Indepth Arts News: |
"Pioneer Women Photographers: Myra Albert Wiggins, Adelaide Hanscom Leeson, Imogen Cunningham, and Ella E. McBride"
2002-12-06 until 2003-03-02
Frye Art Museum
The Frye showcases a group of four women photographers of the past who worked and lived in the Northwest. Pioneer Women Photographers: Myra Albert Wiggins, Adelaide Hanscom Leeson, Imogen Cunningham, and Ella E. McBride is the title of the exhibition highlighting works by these early women photographers. Each made significant contributions to the field of art photography. Internationally recognized for their talents, Imogen Cunningham, Myra Wiggins, Ella McBride, and Adelaide Hanscom were all associated with Seattle at one point in their distinguished careers.
Myra Albert Wiggins is perhaps the earliest internationally known artist from the Northwest. She studied painting under some of the finest American artists of the day including John H.Twachtman (1853-1902) and William Merrit Chase (1849-1916), who encouraged her talent with the new medium. She immortalized Chase in a famous 1891 photograph of the artist teaching at the League, surrounded by his female students. Northwest mountains as well as New York City’s then bucolic Central Park. She won several awards, one of the most prestigious being the London International Contest, Eastman 7th World Prize for her 1897 industrial scene titled “The Forge.” George Eastman, founder of Eastman-Kodak, thought so highly of one of her works that it hung in his Rochester, NY office for years. Later, she became an Associate Member of Alfred Stieglitz’s exclusive Photo-Secession. She was also included in several of Stieglitz’s important exhibitions including the 1910 International Salon of Pictorial Photography at the Albright Art Gallery in Buffalo, NY.
Adelaide Hanscom moved to Seattle as an established and highly acclaimed photographic artist following the destruction of her San Francisco studio in the 1906 earthquake and fire. Her reputation was achieved through the groundbreaking photographic illustrations she produced for the 1905 publication of The Rubaiyat of Omar Khayyam. One of the first American books to use photography for fine art illustrations, Hanscom utilized sophisticated techniques including manipulation of the glass plate negatives and prints by painting, incising and combining multiple exposures for the unique results she achieved. Her presence was heralded in the press as an important new member of the burgeoning local art community and she was chosen to design the emblem for Seattle’s 1909 Alaska Yukon Exposition.
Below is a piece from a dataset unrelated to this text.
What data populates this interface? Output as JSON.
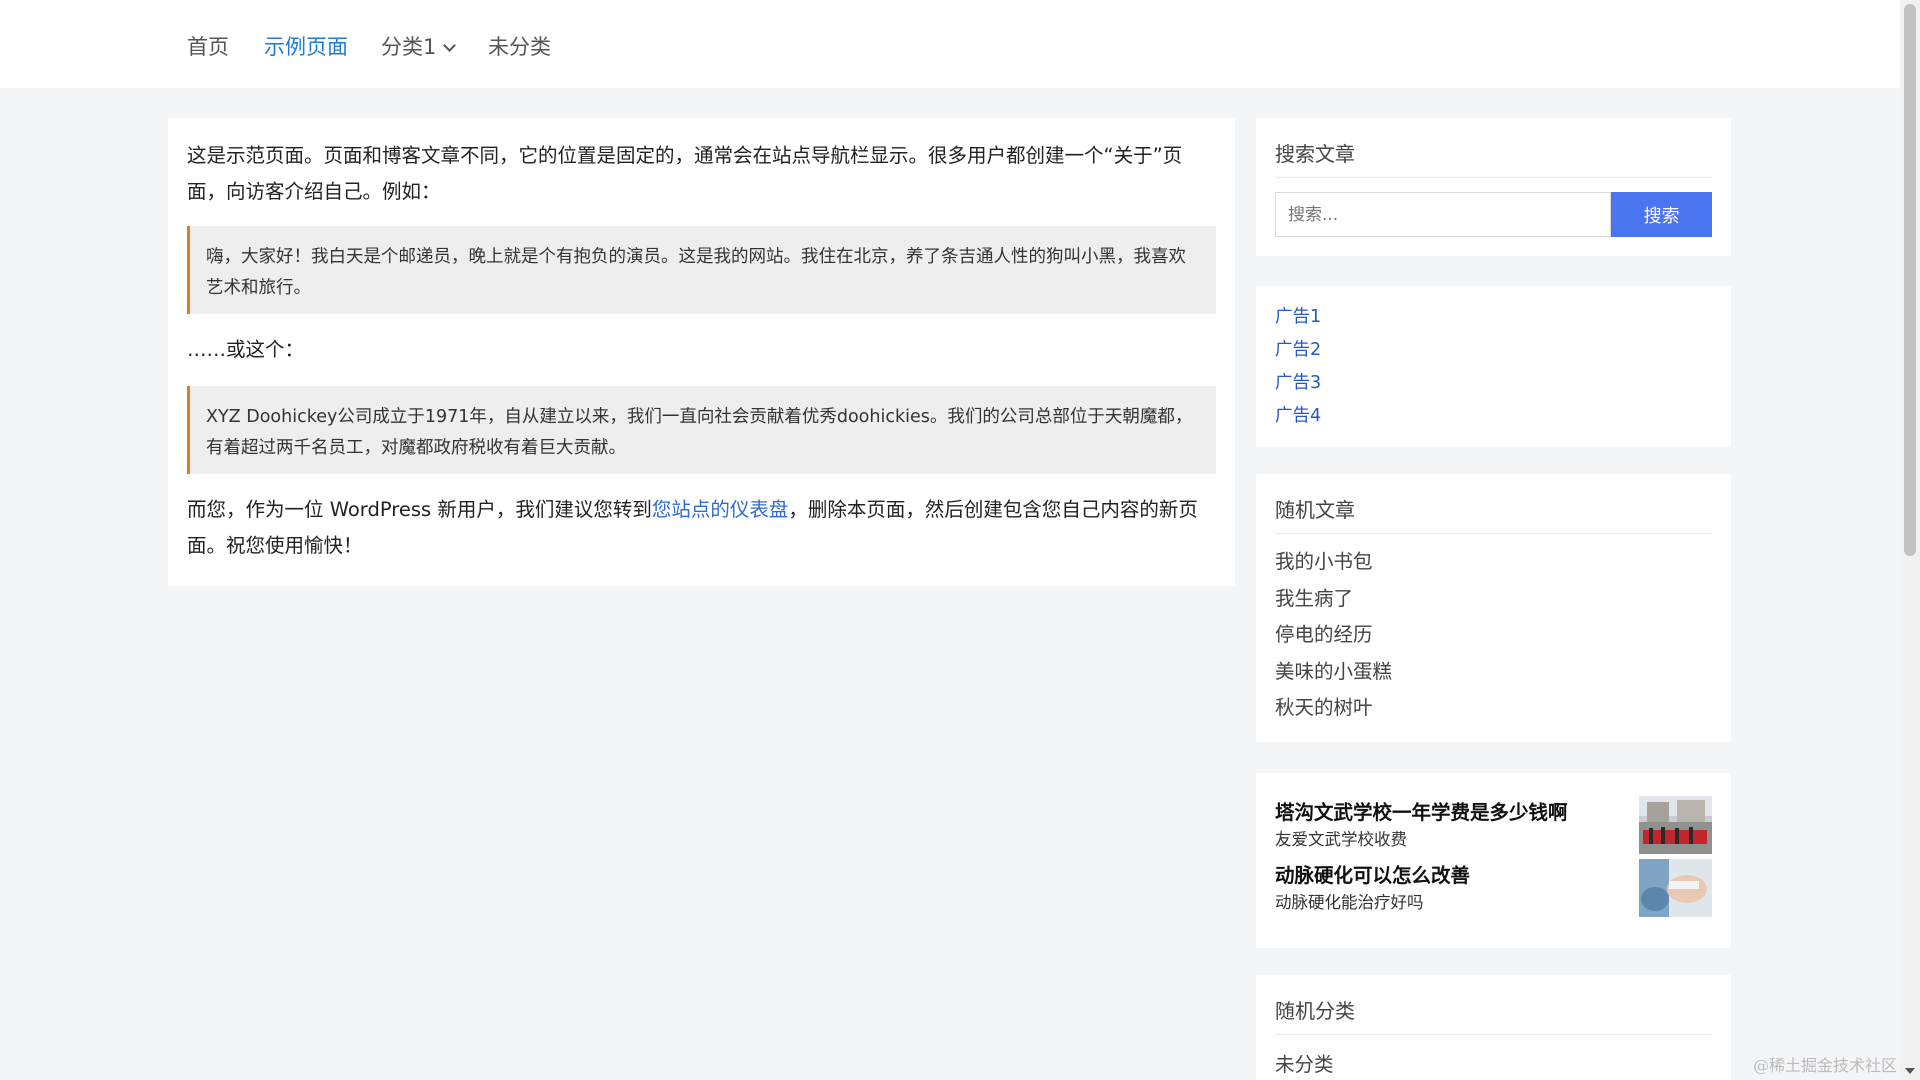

Imogen Cunningham is not always associated with the Northwest, but she was one of Seattle’s leading figures in the establishment of an international art scene in the city. From 1903-1907, she attended the University of Washington, graduating with a degree in chemistry. After a years study in Germany, she returned to Seattle and worked in the darkroom of the Edward Curtis Studio from 1907-1909. Cunningham was part of the nascent group of Seattle’s progressive artists active in the first two decades of the 20th century. Her studio at 1117 Terry Ave functioned both as a commercial studio for portraits as well as being a gathering place for artist friends whom she photographed.
Ella McBride had considerable success with her work although her exhibition history was a brief ten years, ended by the onset of the Depression. Works such as “Dogwood” and “A Shirley Poppy” show her interest in Japanese art and design. During the 1926-7 exhibition season, McBride was the sixth most exhibited Pictorialist photographer in the world, having been in 21 international salons and placing fifth in having the most exhibited photographs , 71 prints. Her own career as a photographer was brief, but the work that originated in her studio was long- lived and far reaching. Her assistants Wayne Albee, Frank Asakichi Kunishige, and especially Soichi Sunami achieved great international success in their own right.
Although none of these four artists intentionally set out to blaze new trails in the field of photography, their activities effectively served to broaden the history of the medium.
The Frye Art Museum, specializing in contemporary and traditional representational art, provides free admission and parking. A catalogue will be available through the Museum store.
Ella McBride (1862-1965),
Shirley Poppy, 1925,
silver chloride print
13 ˝ x 19 ˝ in.